South Africa After Mandela
Following the death of former president Nelson Mandela, South Africa must look ahead to a political and social future without Madiba's calming and unifying presence. As the May 7 national election looms amidst continuing social strife, the African National Congress seeks to solidify its position as the leading party in the face of strengthening opposition from the Democratic Alliance. Professor Zine Magubane, a South African native and internationally recognized scholar of her home country’s culture and politics, will discuss the challenges South Africa faces in the wake of its national hero's death.
This event continues a conversation begun at our December screening of Mandela: Long Walk to Freedom at the Coolidge Corner Theatre.
Zine Magubane is an associate professor of sociology at Boston College, where she also holds a courtesy appointment in the African and African Diaspora studies program. Professor Magubane specializes in social theory and the sociology of race, ethnicity, and African societies. She has professional experience in South Africa, previously serving as a research associate for the Human Sciences Research Council in Pretoria, and holding a guest lecturer position at the University of Cape Town. The author of several books and scholarly articles in her discipline, she has notably published Bringing the Empire Home: Race, Class and Gender (Chicago: University of Chicago Press, 2004). She earned her Ph.D and M.A. in Sociology from Harvard University, and her B.A. in Politics from Princeton University.
On March 19, BC sociology professor Zine Magubane, a native of South Africa, spoke at the Boisi Center about her home country’s contemporary challenges. The luncheon continued a conversation began at the Boisi Center’s advanced screening of the biopic “Mandela: Long Walk to Freedom” at the Coolidge Corner Theatre in early December, coincidentally on the very day Nelson Mandela died.
Magubane explained that South Africa’s most pressing issues concern the relationship of sexual equality, gender equality, religion, traditional culture, and public life. South Africa’s constitution seeks to protect both human rights and the rights of traditional culture—goals that sometimes conflict. Women’s rights are protected, for example, as are the rights of gays and lesbians. (In fact,South Africa legalized same-sex marriage before the United States did.) Yet in the name of traditional culture, these rights are being undermined. The practice of ukuthwala is a poignant example: what had been a rite of marriage negotiated between families has become a practice of kidnapping young girls and marrying them to adult men. Similarly, the widespread sexual violence against women and the “corrective rape” of lesbians (of which President Zuma has himself been accused) undermines the law’s efforts.
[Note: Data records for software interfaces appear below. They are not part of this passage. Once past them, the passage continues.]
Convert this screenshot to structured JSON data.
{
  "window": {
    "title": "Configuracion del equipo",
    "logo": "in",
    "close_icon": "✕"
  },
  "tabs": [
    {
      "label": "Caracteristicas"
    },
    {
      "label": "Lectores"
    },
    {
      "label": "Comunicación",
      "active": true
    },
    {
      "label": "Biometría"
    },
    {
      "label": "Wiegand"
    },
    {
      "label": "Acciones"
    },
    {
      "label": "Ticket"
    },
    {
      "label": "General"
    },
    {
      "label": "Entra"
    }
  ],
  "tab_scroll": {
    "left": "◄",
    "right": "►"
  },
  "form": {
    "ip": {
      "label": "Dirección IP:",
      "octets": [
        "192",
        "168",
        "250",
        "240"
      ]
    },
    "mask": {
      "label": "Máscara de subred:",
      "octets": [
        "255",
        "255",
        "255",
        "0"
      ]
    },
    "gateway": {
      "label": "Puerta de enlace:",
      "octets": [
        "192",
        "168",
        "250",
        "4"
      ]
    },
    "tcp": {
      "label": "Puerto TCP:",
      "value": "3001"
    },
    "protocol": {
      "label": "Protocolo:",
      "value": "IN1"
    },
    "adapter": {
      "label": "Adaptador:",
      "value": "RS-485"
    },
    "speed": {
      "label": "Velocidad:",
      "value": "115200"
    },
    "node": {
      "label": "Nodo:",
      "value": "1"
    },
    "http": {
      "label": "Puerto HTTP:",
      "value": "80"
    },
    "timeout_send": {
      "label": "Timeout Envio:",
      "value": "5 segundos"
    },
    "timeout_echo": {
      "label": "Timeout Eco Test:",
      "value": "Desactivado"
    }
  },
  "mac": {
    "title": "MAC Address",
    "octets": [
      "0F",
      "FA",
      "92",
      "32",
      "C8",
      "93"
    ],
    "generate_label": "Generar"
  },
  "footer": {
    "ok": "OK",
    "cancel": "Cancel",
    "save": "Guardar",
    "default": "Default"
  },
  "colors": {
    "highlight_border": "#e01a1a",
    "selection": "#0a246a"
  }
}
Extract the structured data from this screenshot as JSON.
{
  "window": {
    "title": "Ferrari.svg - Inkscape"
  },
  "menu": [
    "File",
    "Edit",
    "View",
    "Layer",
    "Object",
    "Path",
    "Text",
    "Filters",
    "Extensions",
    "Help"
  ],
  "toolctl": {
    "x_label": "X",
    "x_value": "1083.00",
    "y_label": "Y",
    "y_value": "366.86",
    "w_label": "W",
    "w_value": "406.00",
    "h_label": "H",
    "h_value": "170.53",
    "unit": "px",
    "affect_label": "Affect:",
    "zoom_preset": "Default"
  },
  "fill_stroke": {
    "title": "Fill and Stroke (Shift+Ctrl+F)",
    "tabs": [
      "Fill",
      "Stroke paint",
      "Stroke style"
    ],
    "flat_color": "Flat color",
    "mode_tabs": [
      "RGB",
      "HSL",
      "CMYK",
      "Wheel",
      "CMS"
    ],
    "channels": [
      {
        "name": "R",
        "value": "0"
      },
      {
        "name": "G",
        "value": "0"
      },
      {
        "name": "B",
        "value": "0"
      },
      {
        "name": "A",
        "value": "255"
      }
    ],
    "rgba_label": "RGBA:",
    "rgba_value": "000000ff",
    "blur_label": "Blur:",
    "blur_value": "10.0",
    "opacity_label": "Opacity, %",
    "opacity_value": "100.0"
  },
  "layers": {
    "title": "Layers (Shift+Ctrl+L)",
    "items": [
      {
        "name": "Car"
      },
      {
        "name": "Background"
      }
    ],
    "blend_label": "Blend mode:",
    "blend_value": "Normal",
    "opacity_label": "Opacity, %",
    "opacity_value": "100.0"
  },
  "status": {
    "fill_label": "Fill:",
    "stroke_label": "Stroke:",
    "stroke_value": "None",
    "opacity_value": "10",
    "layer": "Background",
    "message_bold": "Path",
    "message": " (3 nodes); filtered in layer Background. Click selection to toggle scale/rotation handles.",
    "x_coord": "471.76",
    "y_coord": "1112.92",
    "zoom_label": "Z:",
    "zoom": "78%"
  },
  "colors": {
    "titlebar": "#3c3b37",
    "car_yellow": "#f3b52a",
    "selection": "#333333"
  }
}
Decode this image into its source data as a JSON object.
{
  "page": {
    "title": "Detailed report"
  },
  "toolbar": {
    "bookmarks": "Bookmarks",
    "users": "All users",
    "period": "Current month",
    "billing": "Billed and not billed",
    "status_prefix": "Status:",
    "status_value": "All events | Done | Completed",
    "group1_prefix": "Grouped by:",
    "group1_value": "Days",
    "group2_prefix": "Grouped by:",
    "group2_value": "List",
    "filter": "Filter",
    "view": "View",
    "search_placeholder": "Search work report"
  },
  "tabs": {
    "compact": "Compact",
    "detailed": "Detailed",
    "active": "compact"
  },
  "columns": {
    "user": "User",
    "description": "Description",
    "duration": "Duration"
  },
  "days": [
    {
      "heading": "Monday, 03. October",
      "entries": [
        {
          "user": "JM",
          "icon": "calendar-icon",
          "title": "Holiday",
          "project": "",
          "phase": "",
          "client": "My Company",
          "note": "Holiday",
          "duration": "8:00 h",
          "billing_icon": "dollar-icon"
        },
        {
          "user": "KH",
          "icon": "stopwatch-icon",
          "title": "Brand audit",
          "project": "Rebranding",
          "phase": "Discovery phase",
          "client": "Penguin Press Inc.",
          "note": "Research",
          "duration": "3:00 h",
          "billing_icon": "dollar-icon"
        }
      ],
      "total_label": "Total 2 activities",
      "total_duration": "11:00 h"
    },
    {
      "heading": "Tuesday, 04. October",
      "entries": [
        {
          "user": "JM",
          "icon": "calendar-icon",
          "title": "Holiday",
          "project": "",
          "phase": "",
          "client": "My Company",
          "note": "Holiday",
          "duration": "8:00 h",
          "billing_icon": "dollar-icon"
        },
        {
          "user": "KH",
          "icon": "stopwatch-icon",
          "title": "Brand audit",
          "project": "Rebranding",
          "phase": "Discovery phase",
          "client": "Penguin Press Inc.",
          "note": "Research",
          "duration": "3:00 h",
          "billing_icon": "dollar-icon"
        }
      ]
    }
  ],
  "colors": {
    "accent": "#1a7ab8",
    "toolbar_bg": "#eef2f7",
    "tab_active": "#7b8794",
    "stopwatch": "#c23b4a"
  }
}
South Africa is in a position to act as a leader on these issues in Africa, where human rights are increasingly being trampled in the name of culture. Uganda recently declared homosexuality illegal; Senegal and Nigeria are contemplating similar steps. Traditionalists argue that efforts to protect women and sexual minorities are impositions of Western values, but many South Africans have stood up for these protections—rural women who organize against the absolute rule of the traditional leadership councils, for example—and there is the hope that these voices will win out in the next decade.
Alan Cowell. "New Oppostion Merger Founders in South Africa." New York Times. February 3, 2014.
BBC. "Nelson Mandela 1918-2013." BBC News. December 5, 2013.
Douglas Foster. After Mandela: the Struggle for Freedom in Post-Apartheid South Africa. New York, New York: Liveright Publishing, 2012.
Hansi Lo Wang. "Mandela's Death Reverberates Across U.S." National Public Radio. December 6, 2013.
Nancy Clark and William Worger. South Africa: The Rise & Fall of Apartheid. London, United Kingdom: Routledge, 2011.
Nelson Mandela. Long Walk to Freedom: The Autobiography of Nelson Mandela. Randburg, South Africa: Macdonald Purnell, 1995.
Nelson Mandela. "Nelson Mandela's Address to a rally in Cape Town on His Release from Prison." African National Congress. February 10, 2014.
Steven Mufson and Raghavan Sudarsan. "After Mandela's death, ANC faces Growing Risk of Losing Power in South Africa." Washington Post. January 2, 2014.
Zine Magubane. "Boston College Expert: Legacy of Nelson Mandela." Boston College Office of News & Public Affairs. December 6, 2013.
"The Life & Times of Nelson Mandela." Nelson Mandela Foundation. December 5, 2013.
In the News
As the May 7 national election approaches, many South Africans are increasingly disenchanted with the perceived levels of corruption by President Jacob Zuma and the A.N.C. This New York Times article explores the discontent in the country two weeks prior to the election.
South Africa's new political opposition alliance foundered in February 2014, reducing the possibility of a stable opposition emerging to challenge the ruling African National Congress.